What is the best thing about being at CQUni? I love the opportunity of being able to pass on the skills that I’ve learned as I’ve travelled the world performing and helping our students understand that you can still have a profitable career even if you are from a regional area.
Who has made an impact on your life? Why? My grandparents, Sir Albert Abbott CBE and Lady Gwendoline Abbott were a large influence on my life. From them, I learned to appreciate everyone in every position, that politeness is never wasted and that it is your choice whether you are content with life, or not. They were a gracious couple who helped shape Mackay and kept it moving forward.
What do you like to do when you’re not at work? I am still an active performer, so I do some rehearsals and other projects when they arise around the country, and I also am the Musical Director and conductor of the Mackay Choral Society Inc., so that keeps me rather busy. I would also like to establish an International Choral Festival, as I have some choirs from other countries that would like to come and work with me.
If you could change one thing in the world, what would it be? I would ask people to do two things – to be grateful and to perform one random act of kindness each day.
What’s the biggest way a student has inspired you? I have been inspired by the sheer tenacity of some students who struggle to break through in some way, but refuse to give up as they fight. They do make it, by the way, but sometimes it takes a while.
What is a motto or phrase that you live by? Slow and steady wins the race – but fast and quick is better! (Thank-you Gran!)
Who is the most famous person you’ve ever met? I have been fortunate to work with some celebrities such as Russell Crowe and Jessica Mauboy. I have also performed for Crown Prince Frederik and Crown Princess Mary of Denmark and the Royal family of Malaysia (Alor Star region).
CQUniversity Emerald campus ITD Contractor/Developer Ben Robertson loves enabling staff and students to achieve their goals by making sure the IT equipment they are using works for them. He also enjoys helping people to help themselves in regards to technology, by providing insight into the cause of the issue they are having problems with.
CQUniversity Adult Migrant English Program (AMEP) Case Manager Tina Stritzke has arguably, one of the most diverse jobs in the world.
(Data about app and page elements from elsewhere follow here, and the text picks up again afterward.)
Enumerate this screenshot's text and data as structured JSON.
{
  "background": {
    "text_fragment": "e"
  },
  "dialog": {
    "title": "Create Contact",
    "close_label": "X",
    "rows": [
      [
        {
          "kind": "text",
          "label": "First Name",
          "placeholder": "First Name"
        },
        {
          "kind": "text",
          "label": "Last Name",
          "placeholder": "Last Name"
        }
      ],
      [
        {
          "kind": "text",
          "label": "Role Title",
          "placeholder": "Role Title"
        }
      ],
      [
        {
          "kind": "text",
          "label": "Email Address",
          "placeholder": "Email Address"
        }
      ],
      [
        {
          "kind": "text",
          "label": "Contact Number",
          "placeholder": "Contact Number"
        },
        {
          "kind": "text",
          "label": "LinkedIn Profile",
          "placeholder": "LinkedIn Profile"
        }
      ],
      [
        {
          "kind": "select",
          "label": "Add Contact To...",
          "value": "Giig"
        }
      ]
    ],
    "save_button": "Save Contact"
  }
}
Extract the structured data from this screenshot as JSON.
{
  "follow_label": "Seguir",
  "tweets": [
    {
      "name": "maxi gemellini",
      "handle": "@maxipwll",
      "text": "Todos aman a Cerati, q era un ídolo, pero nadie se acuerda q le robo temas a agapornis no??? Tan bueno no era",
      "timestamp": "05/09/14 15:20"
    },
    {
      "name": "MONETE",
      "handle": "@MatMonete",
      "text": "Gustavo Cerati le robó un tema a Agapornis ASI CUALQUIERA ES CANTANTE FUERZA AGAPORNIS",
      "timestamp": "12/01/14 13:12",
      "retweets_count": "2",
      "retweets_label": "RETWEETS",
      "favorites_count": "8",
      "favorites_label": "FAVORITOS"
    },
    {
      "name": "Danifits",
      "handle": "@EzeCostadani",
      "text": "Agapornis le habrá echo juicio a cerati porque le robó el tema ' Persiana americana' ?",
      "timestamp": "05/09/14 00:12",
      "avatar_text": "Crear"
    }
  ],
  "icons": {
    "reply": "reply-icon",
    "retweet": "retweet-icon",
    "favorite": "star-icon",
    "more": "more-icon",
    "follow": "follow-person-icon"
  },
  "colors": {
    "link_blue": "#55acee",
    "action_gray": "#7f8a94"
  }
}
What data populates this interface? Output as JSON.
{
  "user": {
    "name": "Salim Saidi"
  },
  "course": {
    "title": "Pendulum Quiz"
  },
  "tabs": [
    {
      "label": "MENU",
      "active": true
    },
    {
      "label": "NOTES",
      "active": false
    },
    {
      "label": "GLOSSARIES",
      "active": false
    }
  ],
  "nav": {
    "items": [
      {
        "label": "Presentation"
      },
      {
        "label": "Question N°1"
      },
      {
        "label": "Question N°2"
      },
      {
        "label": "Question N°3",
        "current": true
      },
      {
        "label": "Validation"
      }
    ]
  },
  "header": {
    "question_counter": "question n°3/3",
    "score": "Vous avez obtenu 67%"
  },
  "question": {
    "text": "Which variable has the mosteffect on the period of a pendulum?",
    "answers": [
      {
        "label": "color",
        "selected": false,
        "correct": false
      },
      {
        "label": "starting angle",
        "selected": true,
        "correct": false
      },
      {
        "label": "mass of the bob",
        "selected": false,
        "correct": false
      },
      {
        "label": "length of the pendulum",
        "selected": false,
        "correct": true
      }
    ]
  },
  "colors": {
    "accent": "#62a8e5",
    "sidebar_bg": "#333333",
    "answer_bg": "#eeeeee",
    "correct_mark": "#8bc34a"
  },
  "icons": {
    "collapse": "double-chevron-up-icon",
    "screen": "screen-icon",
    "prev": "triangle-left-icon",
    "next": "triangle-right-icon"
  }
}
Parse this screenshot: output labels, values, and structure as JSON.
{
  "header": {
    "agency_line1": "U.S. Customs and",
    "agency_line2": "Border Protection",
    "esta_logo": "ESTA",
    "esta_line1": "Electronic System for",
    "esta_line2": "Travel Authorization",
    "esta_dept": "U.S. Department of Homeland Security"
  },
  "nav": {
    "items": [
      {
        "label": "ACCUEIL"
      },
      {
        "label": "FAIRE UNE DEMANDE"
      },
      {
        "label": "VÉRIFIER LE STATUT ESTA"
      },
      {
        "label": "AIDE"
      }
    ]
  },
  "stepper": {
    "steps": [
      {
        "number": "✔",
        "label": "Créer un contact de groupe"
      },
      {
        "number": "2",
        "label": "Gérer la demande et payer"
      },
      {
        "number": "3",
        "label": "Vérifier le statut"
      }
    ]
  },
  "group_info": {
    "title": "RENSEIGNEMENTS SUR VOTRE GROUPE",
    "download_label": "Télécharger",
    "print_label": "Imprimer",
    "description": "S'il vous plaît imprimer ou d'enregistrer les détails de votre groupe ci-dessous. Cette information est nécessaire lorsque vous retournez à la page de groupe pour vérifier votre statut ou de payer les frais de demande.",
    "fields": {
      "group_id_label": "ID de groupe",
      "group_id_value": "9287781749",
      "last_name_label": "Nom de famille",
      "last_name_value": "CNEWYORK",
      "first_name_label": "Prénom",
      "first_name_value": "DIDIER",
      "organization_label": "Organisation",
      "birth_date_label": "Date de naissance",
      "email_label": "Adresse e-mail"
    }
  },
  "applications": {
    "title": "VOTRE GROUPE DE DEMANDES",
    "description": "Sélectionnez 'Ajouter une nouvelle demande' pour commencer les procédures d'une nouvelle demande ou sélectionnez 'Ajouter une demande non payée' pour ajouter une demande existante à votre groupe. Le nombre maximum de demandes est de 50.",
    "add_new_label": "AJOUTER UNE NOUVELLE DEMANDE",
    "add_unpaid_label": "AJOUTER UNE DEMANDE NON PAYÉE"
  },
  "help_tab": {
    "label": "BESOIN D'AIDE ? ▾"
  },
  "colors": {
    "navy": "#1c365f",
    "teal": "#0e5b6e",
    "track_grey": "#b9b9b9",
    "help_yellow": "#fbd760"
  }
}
Every day she meets people from a variety of nations and backgrounds, not only helping them to learn English and settle in to their way of life, but also welcoming them into the Australian community.
Patty is a music lecturer, band member, sound recordist, studio engineer and she’s just added Queensland Music Awards (QMA) judge to her credentials.
Originally from Byron Bay, Patty is now based at CQUni’s Cairns campus where she is Associate Lecturer in Music & Theatre Technology.
From Tasmania to Townsville, CQUni’s newest Marketing Assistant has an interesting life story. Not only is she an avid yoga enthusiast and qualified Life Coach, Carrie Smith is also a Marine, Freshwater and Antarctic Biologist.